Looking back, I think life might be better if all of us lived each day polé-polé . . . slowly-slowly. It’s often been said that life (and ministry) is a marathon, not a sprint. Why are we so often in a rush? A little polé-polé might help all of us!
The second day we hiked 7.2 miles in drizzling rain and climbed an additional 3,280 feet to Horombo Huts. We were now at 12,140 feet above sea level. We stayed two nights to acclimate.
By now the rain forest was far below us, and we were in terrain covered with scrub and rocks. At this point the sky finally cleared, and we got our first glimpse of Kilimanjaro . . . it was both breathtaking and daunting!
Things turned serious on the fourth day. We left Horombo early and hiked 5.7 miles, climbing another 3,280 feet, to Kibo Huts. We were now at 15,420 feet, and it looked like moonscape; there was no vegetation in sight.
We had a light dinner and then received our final instructions before “the ascent.” It reminded me of a war briefing before heading into combat. We rested until 10:00 p.m., and by 11:00 p.m. we began the long-awaited march to the summit.

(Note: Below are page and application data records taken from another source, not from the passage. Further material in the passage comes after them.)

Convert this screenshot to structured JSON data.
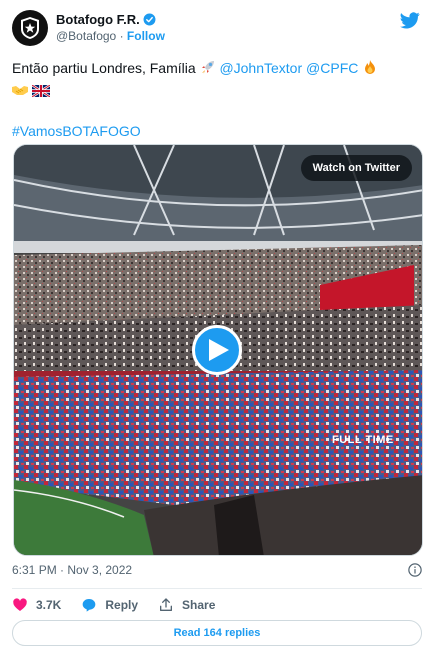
{
  "author": {
    "display_name": "Botafogo F.R.",
    "handle": "@Botafogo",
    "separator": "·",
    "follow_label": "Follow",
    "verified": true
  },
  "tweet": {
    "text_part1": "Então partiu Londres, Família ",
    "mention1": "@JohnTextor",
    "mention2": "@CPFC",
    "hashtag": "#VamosBOTAFOGO",
    "emojis": [
      "rocket",
      "fire",
      "handshake",
      "uk-flag"
    ]
  },
  "media": {
    "watch_label": "Watch on Twitter",
    "scoreboard_text": "FULL TIME"
  },
  "meta": {
    "timestamp": "6:31 PM · Nov 3, 2022"
  },
  "actions": {
    "like_count": "3.7K",
    "reply_label": "Reply",
    "share_label": "Share"
  },
  "replies_button": "Read 164 replies",
  "colors": {
    "accent": "#1d9bf0",
    "like": "#f91880",
    "text": "#0f1419",
    "muted": "#536471"
  }
}
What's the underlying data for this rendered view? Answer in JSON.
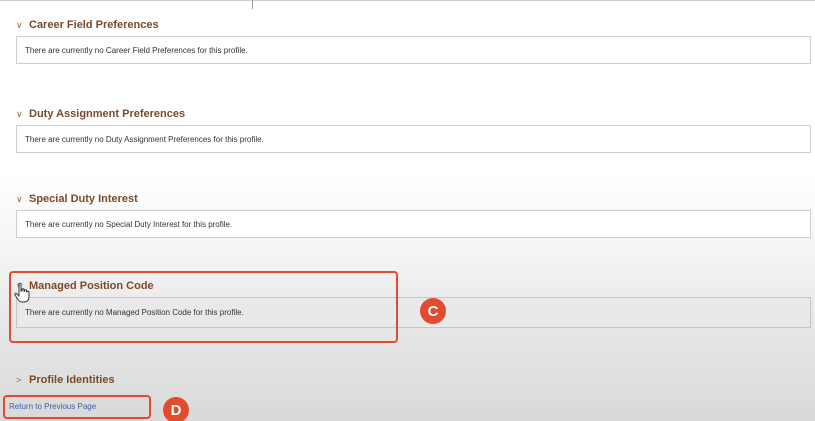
{
  "sections": [
    {
      "title": "Career Field Preferences",
      "message": "There are currently no Career Field Preferences for this profile.",
      "expanded": true
    },
    {
      "title": "Duty Assignment Preferences",
      "message": "There are currently no Duty Assignment Preferences for this profile.",
      "expanded": true
    },
    {
      "title": "Special Duty Interest",
      "message": "There are currently no Special Duty Interest for this profile.",
      "expanded": true
    },
    {
      "title": "Managed Position Code",
      "message": "There are currently no Managed Position Code for this profile.",
      "expanded": true
    },
    {
      "title": "Profile Identities",
      "expanded": false
    }
  ],
  "icons": {
    "expanded": "chevron-down-icon",
    "collapsed": "chevron-right-icon",
    "cursor": "hand-pointer-icon"
  },
  "return_link": "Return to Previous Page",
  "callouts": {
    "c": "C",
    "d": "D"
  },
  "colors": {
    "section_title": "#7a4a2a",
    "callout": "#e34a2e",
    "link": "#3b5fa6"
  }
}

This was the moment we had all trained for!
Reaching the Summit
From Kibo Huts to the summit is 3.5 miles, with 3,920 feet of ascent. The first seven hours of climbing zigzags virtually straight up through volcanic cinder dust. We slogged uphill all night in single file with our headlamps creating the illusion of a snake slithering up the mountain. Every so often our guides would break out in joyous Swahili songs to buoy our spirits. Their melodies and enthusiasm were invigorating!

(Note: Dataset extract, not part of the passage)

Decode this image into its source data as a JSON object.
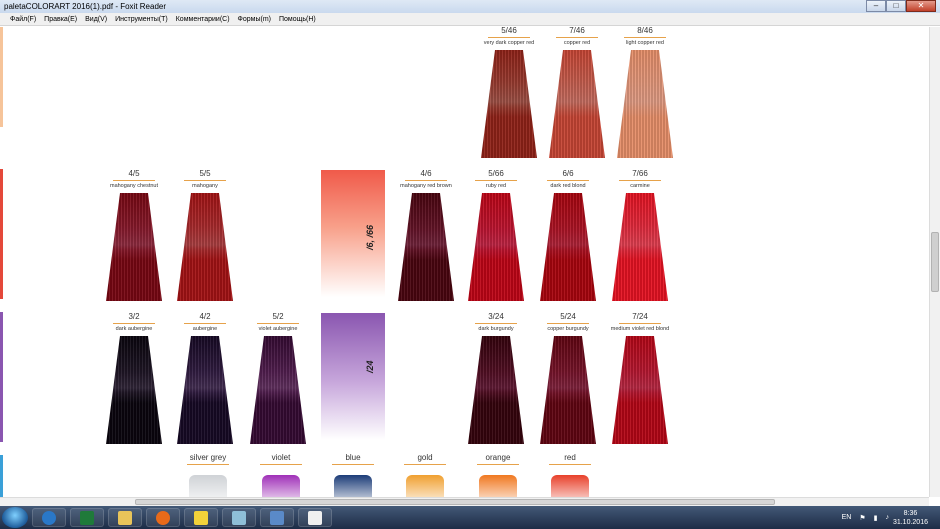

We reached the crest of the volcanic crater atop Kilimanjaro at 6:00 a.m., just as the sun was rising. The crest is known as Gilman’s Point, 18,700 feet above sea level. From there, the trail followed the lip of the volcanic crater for two more hours, often through ice and snow, before we finally reached Uhuru Peak (Freedom Peak) . . . the summit of Mount Kilimanjaro, 19,341 feet above sea level.
The sky was crystal blue, and it felt like we could see a million miles! But it was bitterly cold with the wind howling at gale force. None of us wanted to stay long . . . so after taking photos, we headed back down. Twenty trekkers from our group made it to the summit. I thought that two women, Luci and Rosiland, showed the most grit. They were the last two to make it to the top. And they both had “I will not quit” tattooed all over their faces!
The best parts of the experience, from my perspective, were mealtime conversations and the heartwarming discussions along the trail. This surprised me! I’m normally a fairly private person. But as we climbed higher and as the challenge of the final ascent loomed closer, a remarkable sense of transparency took place within our hiking team. A special bond began to grow. Most of us had just met, but after a few days on Kilimanjaro, we had become family. Even now, when I think about it, my eyes can tear up. I grew to genuinely love the trekkers I had shared life with!
I’ve been asked many times if I would do it again. Yes, it was hard . . . really hard. But the rewards far outstripped the pain! And I would do it again in a heartbeat! In fact, CMF is organizing another trek to Kilimanjaro in July 2018. To learn more contact Kent Fillinger at KentFillinger@cmfi.org. You can also contact Kent to contribute to the classrooms for the children in Turkana.
Stephen Bond is a co-lead pastor at Summit Christian Church, Sparks, Nevada. Before planting Summit church, Steve and his family spent 10 years as missionaries in Chile, South America.